As a young, high school graduate in her home country of Zimbabwe, Chido Shamuyarira volunteered in a child care center located in an impoverished area in the city of Mbare. Seeing how vulnerable the children and their families were, Ms. Shamuyarira joined forces with three other young women to start a nonprofit organization called Vision 21 Zimbabwe. This organization works to eliminate poverty through education and empowerment. They have raised money to place computers in local libraries, provided social and educational resources for area youth, and sponsored panel discussions for students at risk of dropping out of school. Now a sophomore at Cottey College, Ms. Shamuyarira is active in community service through the interfaith and diversity program on campus. She developed an interfaith clothing closet to help low-income students and/or students from warmer climates with winter clothing and accessories. Additionally, she provides weekly cultural programs to children in a rural, behavioral health hospital. Ms. Shamuyarira continues her passion for helping at-risk children through STOMP (Students That Open Minds to Possibilities), a sustainable after-school, service-learning project, sponsored by the Psychology Department in partnership with the local housing authority.

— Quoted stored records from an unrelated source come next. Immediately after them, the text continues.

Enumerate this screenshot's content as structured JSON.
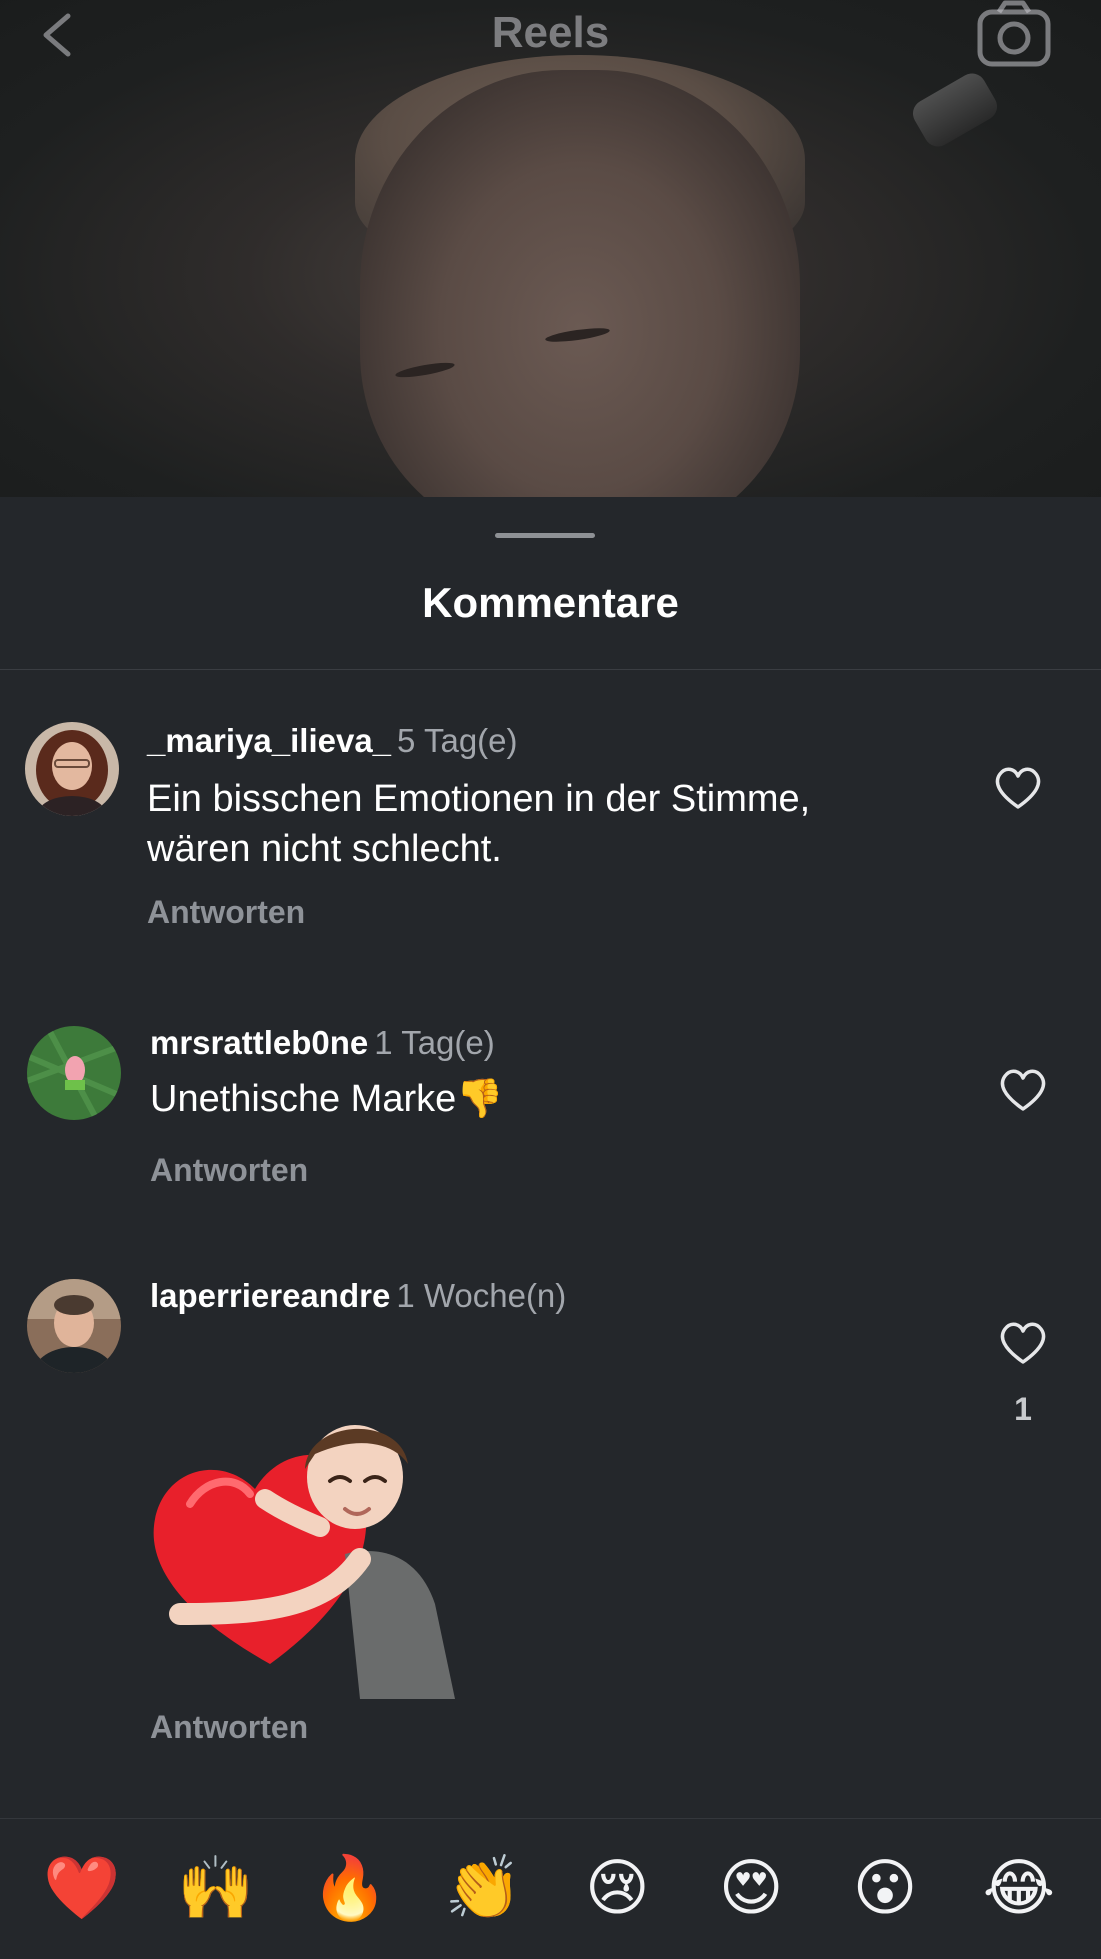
{
  "header": {
    "title": "Reels",
    "back_icon": "chevron-left-icon",
    "camera_icon": "camera-icon"
  },
  "sheet": {
    "title": "Kommentare"
  },
  "comments": [
    {
      "username": "_mariya_ilieva_",
      "time": "5 Tag(e)",
      "text_line1": "Ein bisschen Emotionen in der Stimme,",
      "text_line2": "wären nicht schlecht.",
      "reply_label": "Antworten",
      "like_icon": "heart-outline-icon"
    },
    {
      "username": "mrsrattleb0ne",
      "time": "1 Tag(e)",
      "text": "Unethische Marke👎",
      "reply_label": "Antworten",
      "like_icon": "heart-outline-icon"
    },
    {
      "username": "laperriereandre",
      "time": "1 Woche(n)",
      "sticker": "avatar-hugging-heart-sticker",
      "reply_label": "Antworten",
      "like_icon": "heart-outline-icon",
      "like_count": "1"
    }
  ],
  "emoji_bar": [
    "❤️",
    "🙌",
    "🔥",
    "👏",
    "😢",
    "😍",
    "😮",
    "😂"
  ],
  "colors": {
    "background": "#24272b",
    "text_primary": "#ffffff",
    "text_secondary": "#a2a6ac",
    "reply": "#8e9298"
  }
}
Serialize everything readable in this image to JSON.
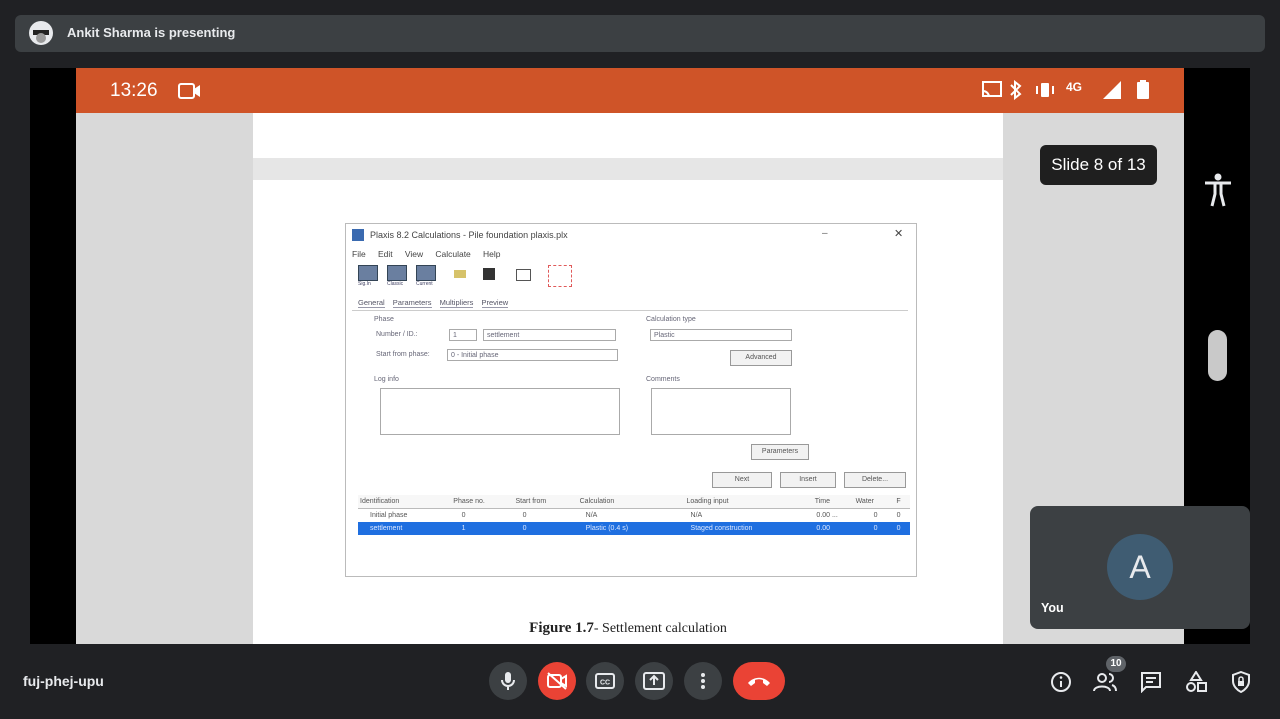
{
  "presenter": {
    "text": "Ankit Sharma is presenting"
  },
  "device_status": {
    "time": "13:26",
    "network": "4G"
  },
  "slide_indicator": "Slide 8 of 13",
  "embedded_app": {
    "window_title": "Plaxis 8.2 Calculations - Pile foundation plaxis.plx",
    "menu": [
      "File",
      "Edit",
      "View",
      "Calculate",
      "Help"
    ],
    "toolbar_labels": [
      "Sig.In",
      "Classic",
      "Current"
    ],
    "tabs": [
      "General",
      "Parameters",
      "Multipliers",
      "Preview"
    ],
    "phase_group": "Phase",
    "number_label": "Number / ID.:",
    "number_value": "1",
    "id_value": "settlement",
    "start_from_label": "Start from phase:",
    "start_from_value": "0 - Initial phase",
    "calc_type_group": "Calculation type",
    "calc_type_value": "Plastic",
    "advanced_button": "Advanced",
    "log_info_label": "Log info",
    "comments_label": "Comments",
    "parameters_button": "Parameters",
    "next_button": "Next",
    "insert_button": "Insert",
    "delete_button": "Delete...",
    "table": {
      "headers": [
        "Identification",
        "Phase no.",
        "Start from",
        "Calculation",
        "Loading input",
        "Time",
        "Water",
        "F"
      ],
      "rows": [
        [
          "Initial phase",
          "0",
          "0",
          "N/A",
          "N/A",
          "0.00 ...",
          "0",
          "0"
        ],
        [
          "settlement",
          "1",
          "0",
          "Plastic (0.4 s)",
          "Staged construction",
          "0.00",
          "0",
          "0"
        ]
      ]
    },
    "caption_label": "Figure 1.7",
    "caption_text": "- Settlement calculation"
  },
  "self_tile": {
    "avatar_letter": "A",
    "name": "You"
  },
  "meeting": {
    "code": "fuj-phej-upu",
    "participants": "10"
  },
  "colors": {
    "status_bar": "#cf5428",
    "end_call": "#ea4335",
    "background": "#202124"
  }
}
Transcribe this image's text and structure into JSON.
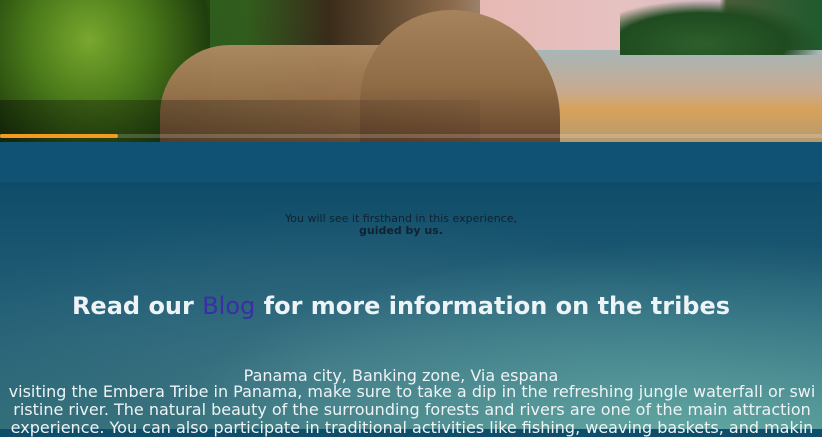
{
  "hero": {
    "image": "tropical-beach-huts-image",
    "slider_progress": 0.143,
    "accent_color": "#f39a21"
  },
  "quote": {
    "line1": "You will see it firsthand in this experience,",
    "line2": "guided by us."
  },
  "blog": {
    "prefix": "Read our ",
    "link": "Blog",
    "suffix": " for more information on the tribes"
  },
  "location": {
    "address": "Panama city, Banking zone, Via espana"
  },
  "description": {
    "line1": "visiting the Embera Tribe in Panama, make sure to take a dip in the refreshing jungle waterfall or swi",
    "line2": "ristine river. The natural beauty of the surrounding forests and rivers are one of the main attraction",
    "line3": "experience. You can also participate in traditional activities like fishing, weaving baskets, and makin"
  },
  "colors": {
    "band": "#0f5273",
    "link": "#3b2fa3",
    "text": "#eef3f6"
  }
}
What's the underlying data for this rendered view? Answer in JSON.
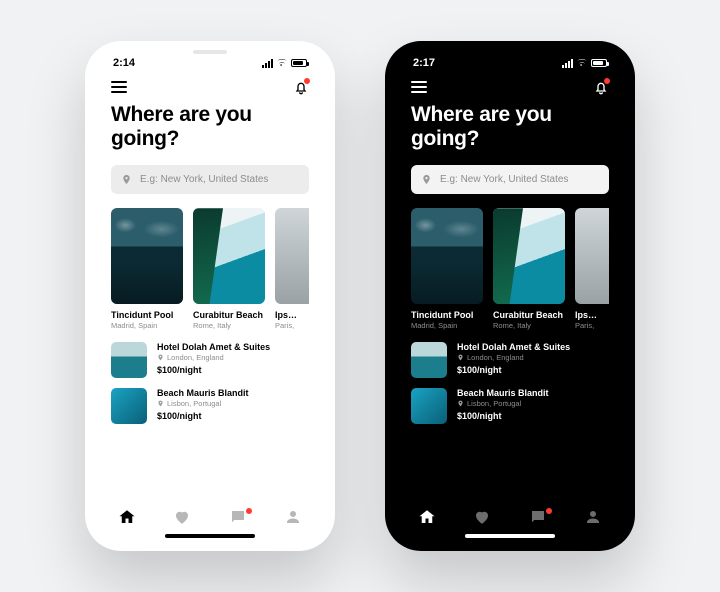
{
  "left": {
    "theme": "light",
    "time": "2:14"
  },
  "right": {
    "theme": "dark",
    "time": "2:17"
  },
  "heading": "Where are you going?",
  "search": {
    "placeholder": "E.g: New York, United States"
  },
  "cards": [
    {
      "title": "Tincidunt Pool",
      "sub": "Madrid, Spain"
    },
    {
      "title": "Curabitur Beach",
      "sub": "Rome, Italy"
    },
    {
      "title": "Ipsum",
      "sub": "Paris,"
    }
  ],
  "list": [
    {
      "name": "Hotel Dolah Amet & Suites",
      "loc": "London, England",
      "price": "$100/night"
    },
    {
      "name": "Beach Mauris Blandit",
      "loc": "Lisbon, Portugal",
      "price": "$100/night"
    }
  ],
  "wifi_glyph": "▲"
}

As a Grace Scholarship recipient through the US Achiever's Program, I received support in the realization of my dream to study in the United States. Privileged to have this opportunity, I seek to help other young people realize their educational dreams. After volunteering with the Chiedza Child Care Center in Mbare, Zimbabwe, I became interested in the advancement of education in areas of high poverty. This prompted an alliance with three other women to create a nonprofit organization called Vision 21 Zimbabwe. This organization tackles poverty by empowering vulnerable youth through education, information, resources and referrals. During my two years at Cottey College, my mindset about advocacy and social justice has been strengthened. Through my work with an after-school program called STOMP (Students That Open Minds to Possibilities), a program which empowers at-risk, school-aged children to overcome barriers, I am encouraged to provide further leadership to youth in my country. Additionally, my passion for service is broadened through the interfaith and diversity programs on campus. Participating in conferences, such as the Midwest Model UN, the Baobab Diversity Conference, the Clinton Global Initiative Conference and Global Entrepreneurship Week, has strengthened my resolve to make a difference through service to others.